Example 13

Measurement of a Detectable Signal Indicative of the Molecular Association of the Thyrotropin Releasing Hormone Receptor with the Orexin Receptor with a Z-Factor in Excess of 0.6

Referring now to FIGS. 19, 20 and 21, eBRET signals were measured from cells transiently co-expressing TRHR/Rluc8 and barr2/Venus with HA-OxR2 aliquoted into all wells of a 96-well plate. Phosphate-buffered saline (PBS) was added to the first two rows and the last two rows of the 96-well plate (48 wells in total) as a vehicle control. OxA was added to the middle four rows of the 96-well plate (48 wells in total). Data are presented as fluorescence/luminescence.

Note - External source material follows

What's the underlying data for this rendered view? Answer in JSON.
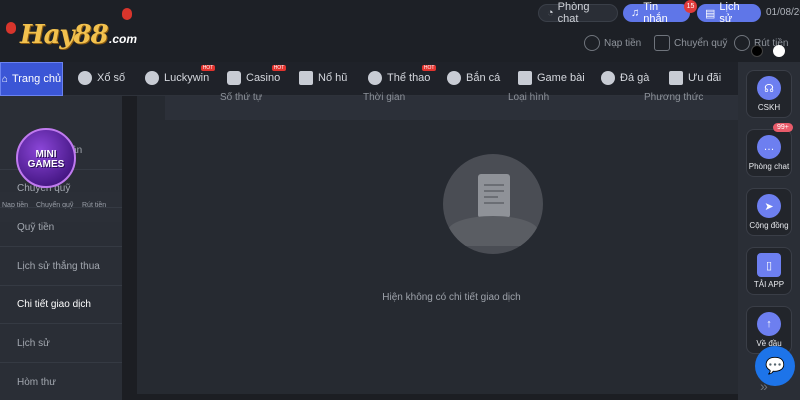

Prior to ligand or vehicle treatment (added at 0 minutes), baseline readings were recorded. OxA treatment of cells co-expressing TRHR/Rluc8 and barr2/Venus with HA-OxR2 resulted in an increase in the fluorescence/luminescence ratio (FIG. 20) that was not observed following treatment with phosphate-buffered saline (PBS) vehicle control (FIG. 19). Analysis of the fluorescence/luminescence ratios comparing 48-wells treated with OxA (defined as ‘signal’ with respect to z-factor calculation) and 48-wells treated with PBS (defined as ‘background’ with respect to z-factor calculation) results in a z-factor of 0.67 using the calculation described by Zhang et al., 1999 (J Biomol Screen 4, 67-73). Means are shown as solid lines and 3 standard deviations from the mean are shown as dotted lines.

This example demonstrates that a signal resulting from the proximity of RC1 and RC2 is detected specifically for the combination where TRHR is IG1, Rluc8 is RC1, beta-arrestin 2 (barr2) is IG2, Venus is RC2 and HA-OxR2 is IG3, and when the modulator, in this case OxA, modulates the association of IG2 and IG3 as a result of interacting specifically with IG3.

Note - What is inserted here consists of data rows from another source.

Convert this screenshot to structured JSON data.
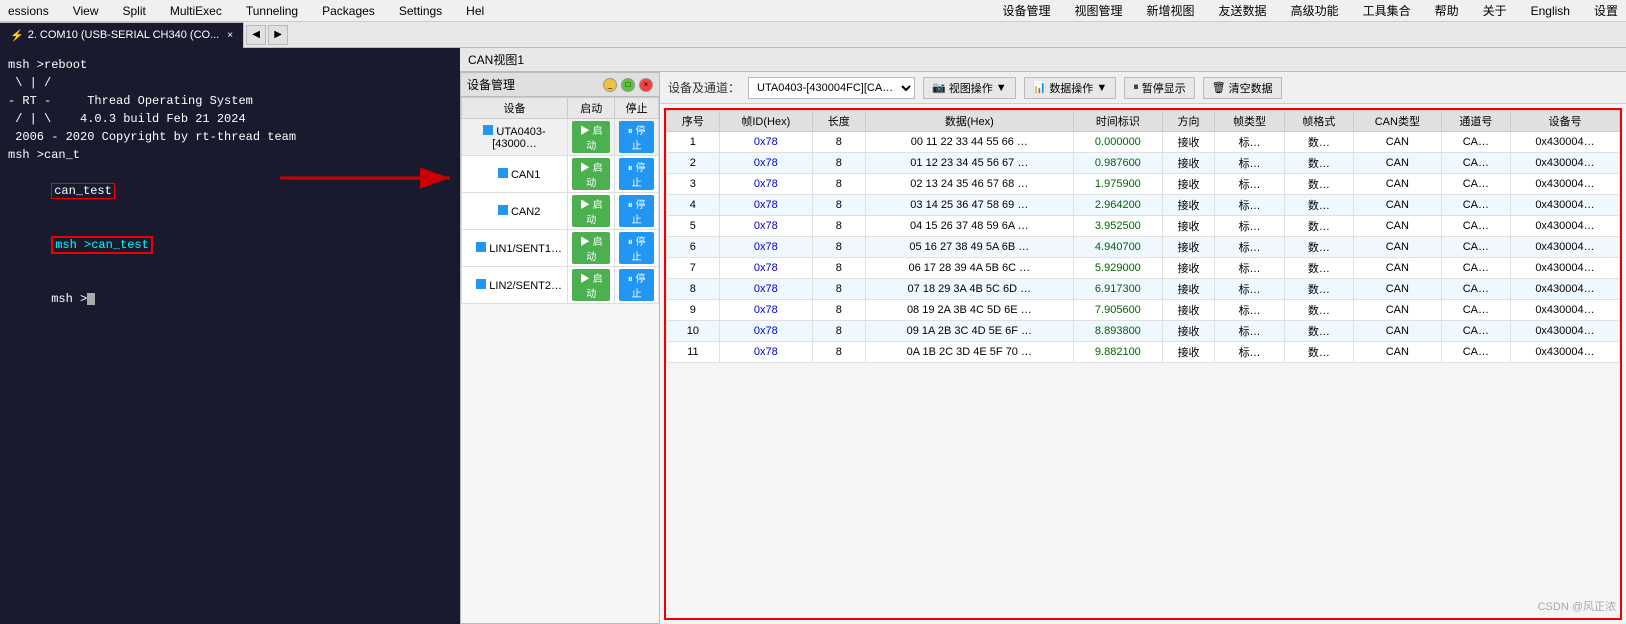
{
  "menubar": {
    "items": [
      "essions",
      "View",
      "Split",
      "MultiExec",
      "Tunneling",
      "Packages",
      "Settings",
      "Hel"
    ]
  },
  "top_toolbar": {
    "items": [
      "设备管理",
      "视图管理",
      "新增视图",
      "友送数据",
      "高级功能",
      "工具集合",
      "帮助",
      "关于",
      "English",
      "设置"
    ]
  },
  "tab": {
    "serial_tab": {
      "label": "2. COM10 (USB-SERIAL CH340 (CO...",
      "icon": "⚡"
    },
    "can_view_tab": "CAN视图1"
  },
  "terminal": {
    "lines": [
      "msh >reboot",
      "",
      " \\ | /",
      "- RT -     Thread Operating System",
      " / | \\    4.0.3 build Feb 21 2024",
      " 2006 - 2020 Copyright by rt-thread team",
      "msh >can_t",
      "can_test",
      "msh >can_test",
      "msh >"
    ]
  },
  "device_mgmt": {
    "title": "设备管理",
    "columns": [
      "设备",
      "启动",
      "停止"
    ],
    "devices": [
      {
        "name": "UTA0403-[43000…",
        "type": "parent",
        "start": "启动",
        "stop": "停止"
      },
      {
        "name": "CAN1",
        "type": "child",
        "start": "启动",
        "stop": "停止"
      },
      {
        "name": "CAN2",
        "type": "child",
        "start": "启动",
        "stop": "停止"
      },
      {
        "name": "LIN1/SENT1…",
        "type": "child",
        "start": "启动",
        "stop": "停止"
      },
      {
        "name": "LIN2/SENT2…",
        "type": "child",
        "start": "启动",
        "stop": "停止"
      }
    ]
  },
  "can_view": {
    "title": "CAN视图1",
    "toolbar": {
      "device_label": "设备及通道：",
      "device_select": "UTA0403-[430004FC][CA…",
      "view_ops": "视图操作",
      "data_ops": "数据操作",
      "pause": "暂停显示",
      "clear": "清空数据"
    },
    "table_headers": [
      "序号",
      "帧ID(Hex)",
      "长度",
      "数据(Hex)",
      "时间标识",
      "方向",
      "帧类型",
      "帧格式",
      "CAN类型",
      "通道号",
      "设备号"
    ],
    "rows": [
      {
        "seq": "1",
        "id": "0x78",
        "len": "8",
        "data": "00 11 22 33 44 55 66 …",
        "time": "0.000000",
        "dir": "接收",
        "frame": "标…",
        "fmt": "数…",
        "can": "CAN",
        "ch": "CA…",
        "dev": "0x430004…"
      },
      {
        "seq": "2",
        "id": "0x78",
        "len": "8",
        "data": "01 12 23 34 45 56 67 …",
        "time": "0.987600",
        "dir": "接收",
        "frame": "标…",
        "fmt": "数…",
        "can": "CAN",
        "ch": "CA…",
        "dev": "0x430004…"
      },
      {
        "seq": "3",
        "id": "0x78",
        "len": "8",
        "data": "02 13 24 35 46 57 68 …",
        "time": "1.975900",
        "dir": "接收",
        "frame": "标…",
        "fmt": "数…",
        "can": "CAN",
        "ch": "CA…",
        "dev": "0x430004…"
      },
      {
        "seq": "4",
        "id": "0x78",
        "len": "8",
        "data": "03 14 25 36 47 58 69 …",
        "time": "2.964200",
        "dir": "接收",
        "frame": "标…",
        "fmt": "数…",
        "can": "CAN",
        "ch": "CA…",
        "dev": "0x430004…"
      },
      {
        "seq": "5",
        "id": "0x78",
        "len": "8",
        "data": "04 15 26 37 48 59 6A …",
        "time": "3.952500",
        "dir": "接收",
        "frame": "标…",
        "fmt": "数…",
        "can": "CAN",
        "ch": "CA…",
        "dev": "0x430004…"
      },
      {
        "seq": "6",
        "id": "0x78",
        "len": "8",
        "data": "05 16 27 38 49 5A 6B …",
        "time": "4.940700",
        "dir": "接收",
        "frame": "标…",
        "fmt": "数…",
        "can": "CAN",
        "ch": "CA…",
        "dev": "0x430004…"
      },
      {
        "seq": "7",
        "id": "0x78",
        "len": "8",
        "data": "06 17 28 39 4A 5B 6C …",
        "time": "5.929000",
        "dir": "接收",
        "frame": "标…",
        "fmt": "数…",
        "can": "CAN",
        "ch": "CA…",
        "dev": "0x430004…"
      },
      {
        "seq": "8",
        "id": "0x78",
        "len": "8",
        "data": "07 18 29 3A 4B 5C 6D …",
        "time": "6.917300",
        "dir": "接收",
        "frame": "标…",
        "fmt": "数…",
        "can": "CAN",
        "ch": "CA…",
        "dev": "0x430004…"
      },
      {
        "seq": "9",
        "id": "0x78",
        "len": "8",
        "data": "08 19 2A 3B 4C 5D 6E …",
        "time": "7.905600",
        "dir": "接收",
        "frame": "标…",
        "fmt": "数…",
        "can": "CAN",
        "ch": "CA…",
        "dev": "0x430004…"
      },
      {
        "seq": "10",
        "id": "0x78",
        "len": "8",
        "data": "09 1A 2B 3C 4D 5E 6F …",
        "time": "8.893800",
        "dir": "接收",
        "frame": "标…",
        "fmt": "数…",
        "can": "CAN",
        "ch": "CA…",
        "dev": "0x430004…"
      },
      {
        "seq": "11",
        "id": "0x78",
        "len": "8",
        "data": "0A 1B 2C 3D 4E 5F 70 …",
        "time": "9.882100",
        "dir": "接收",
        "frame": "标…",
        "fmt": "数…",
        "can": "CAN",
        "ch": "CA…",
        "dev": "0x430004…"
      }
    ]
  },
  "watermark": "CSDN @风正浓"
}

This example demonstrates that the molecular association of the thyrotropin releasing hormone receptor with the orexin receptor is detected in a manner that results in a z-factor in excess of 0.6 and is therefore amenable to high-throughput screening.

This example further demonstrates a third method of representing BRET data that can be used in representing a detectable signal indicative of the molecular association of the thyrotropin-releasing hormone receptor and the orexin receptor.

As in examples 4 and 12, this example demonstrates that IG3 can be tagged, such as by the addition of a hemagglutin (HA) epitope-tag, however, this tag does not constitute a reporter component and does not interfere with and/or contribute to the signal generated by the proximity of RC1 and RC2. Such tagging enables additional information to be ascertained, such as the relative expression level of IG3.